News Analysis: Although consumer electronics offers some of the most innovative technology available, making it part of your business could be a problem. But only if you don't plan ahead.
You've seen it happen dozens of times. One of your business
buddies shows up with the latest gadget from the Best Buy ad over the weekend,
and now he wants to use it at work. It might be a new smartphone, an external
hard disk or even a personal wireless access point, but whatever it is, it's
not something that has been approved to work in your business.
Normally you wouldn't care, but as an IT administrator, you
have to listen to your buddy gripe about how awful it is that the evil network
folks won't let him just plug and play. Surely there's a way around this,
right? The answer, of course, is maybe.

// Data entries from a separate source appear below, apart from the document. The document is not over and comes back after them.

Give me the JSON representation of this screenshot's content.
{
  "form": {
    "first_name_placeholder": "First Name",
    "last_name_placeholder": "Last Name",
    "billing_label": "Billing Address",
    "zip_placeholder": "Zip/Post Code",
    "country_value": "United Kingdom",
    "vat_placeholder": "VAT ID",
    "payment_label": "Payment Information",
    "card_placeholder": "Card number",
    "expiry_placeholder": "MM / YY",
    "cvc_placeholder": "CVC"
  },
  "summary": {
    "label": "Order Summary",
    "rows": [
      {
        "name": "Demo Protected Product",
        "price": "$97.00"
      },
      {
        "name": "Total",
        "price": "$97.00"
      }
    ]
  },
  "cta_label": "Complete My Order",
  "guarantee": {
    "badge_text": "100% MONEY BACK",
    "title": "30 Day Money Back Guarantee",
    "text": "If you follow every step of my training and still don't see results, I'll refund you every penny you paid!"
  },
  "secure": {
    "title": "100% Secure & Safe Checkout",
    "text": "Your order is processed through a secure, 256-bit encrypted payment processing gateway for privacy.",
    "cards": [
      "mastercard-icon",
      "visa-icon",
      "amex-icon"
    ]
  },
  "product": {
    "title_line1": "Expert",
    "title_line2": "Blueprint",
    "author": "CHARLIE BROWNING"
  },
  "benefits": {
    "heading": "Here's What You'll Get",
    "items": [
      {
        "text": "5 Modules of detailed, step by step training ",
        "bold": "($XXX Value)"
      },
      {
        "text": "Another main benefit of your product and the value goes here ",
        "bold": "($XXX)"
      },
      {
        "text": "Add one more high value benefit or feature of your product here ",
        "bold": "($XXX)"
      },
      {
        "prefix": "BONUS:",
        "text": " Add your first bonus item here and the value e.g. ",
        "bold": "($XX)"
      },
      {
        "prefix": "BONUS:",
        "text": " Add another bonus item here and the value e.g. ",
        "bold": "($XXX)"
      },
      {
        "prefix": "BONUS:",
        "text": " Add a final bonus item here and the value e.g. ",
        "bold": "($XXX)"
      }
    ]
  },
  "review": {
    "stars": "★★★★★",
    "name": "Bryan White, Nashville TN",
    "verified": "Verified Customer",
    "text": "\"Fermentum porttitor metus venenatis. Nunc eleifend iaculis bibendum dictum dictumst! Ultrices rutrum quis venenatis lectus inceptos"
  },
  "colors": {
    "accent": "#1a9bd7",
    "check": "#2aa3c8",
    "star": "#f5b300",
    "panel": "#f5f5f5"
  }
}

The secret to living with the inexorable incursion of
consumer technology is to embrace what's good, control what's risky and educate
people about those things that really are unsuitable for use in the office. But
it's important to know that most companies can benefit from the innovations in
consumer electronics as long as you're prepared.
Being prepared can mean a lot of things when it comes to
allowing consumer technology to exist within your company. In addition to
education, it can mean adopting the right policies so the technology can be
integrated safely, and it can mean not sticking with outmoded practices that
effectively drive your employees to use their own consumer products instead of
what you provide for the enterprise.
Personal e-mail use by employees is an excellent example.
Many, perhaps most, enterprises have a limit on the size of e-mail attachments.
Often this is in place to prevent your e-mail server from filling up with too
much clutter. But there's another side to this issue. If you don't make it
possible for your employees to send large files to each other when their work
demands it, then you're effectively giving them no option but to go outside of
the enterprise, and incidentally outside of the security and audit trail that
goes with it.
The easy solution is raise your e-mail attachment limit to
something that will at least allow a PowerPoint presentation to be sent from
one office to another. You should also probably provide some means of sending
larger files with programs such as YouSendIt
or Accellion managed file transfer
"Organizations should be thinking
about how they should outfit their employees with file transfer," said Accellion
Chief Marketing Officer Paula Skokowski. "Employees would not be looking
at work-arounds if the company provided them."
The same is true for other employee-provided technology for getting
their jobs done. Handled right, it can be a benefit to the company. "I
always thought it was nuts that if someone was willing to spend their own money
to help them do their job better, that you wouldn't embrace it," said Doug
Neal, research fellow for the Leading Edge Forum Executive Program. Neal said companies need to have a different attitude
toward employee-owned gadgets since, in the long run, it will probably be
impossible to keep them out of the workplace. He suggests engaging employees in
the solution, and helping them use their personal devices to improve their
productivity where possible. "We're creating security problems if we don't
adapt in the way we should," Neal said.
But of course that doesn't mean you can just throw open the
doors and let any employee bring in anything at all. You're still responsible
for security and compliance, so you have to make sure that whatever devices you
allow to handle sensitive data comply with security requirements, and that
their use is auditable. It also means that you need to have policies about how
such devices are used, and how to enforce those policies.
In general, it's important to either provide the products employees
need or help employees control the devices they bring to work. In many
companies this has become a necessity as many have moved to allowing or requiring
employees to provide their own smartphones and laptop computers. If you're
requiring that employees have the devices, then you need to also make sure that
they can handle them responsibly.
Edy Almer, vice president of product management and marketing
at Safend, pointed out that helping employees do the right thing is the only
sensible course of action anyway. Almer said he's seen any number of efforts by
companies to block access to USB ports, or
to block large file transfers, but he said such efforts are ultimately doomed. "The
users will find a way," Almer said. Worse, the result could be
uncontrolled and unmonitored connections to the outside world. "You can
end up with multiple connections into the organization," he said.
Almer suggested the use of software (such as that made by
Safend) to encrypt any data that goes out a USB
port so that there's no danger of a data breach if someone loses a memory
stick, and to monitor where the data goes for compliance purposes. He also
suggested that other things that drive security officers nuts, such as social
networking and personal e-mail, aren't really that big a problem. "You can't
block them completely," Almer said.
"You're better off allowing it but having a policy in
place and monitoring transfers. If you're blocking users, they're savvy,"
he said, pointing out that they'll just find a way around your blocks. "You're
better off allowing them to do what they want, and letting them know what's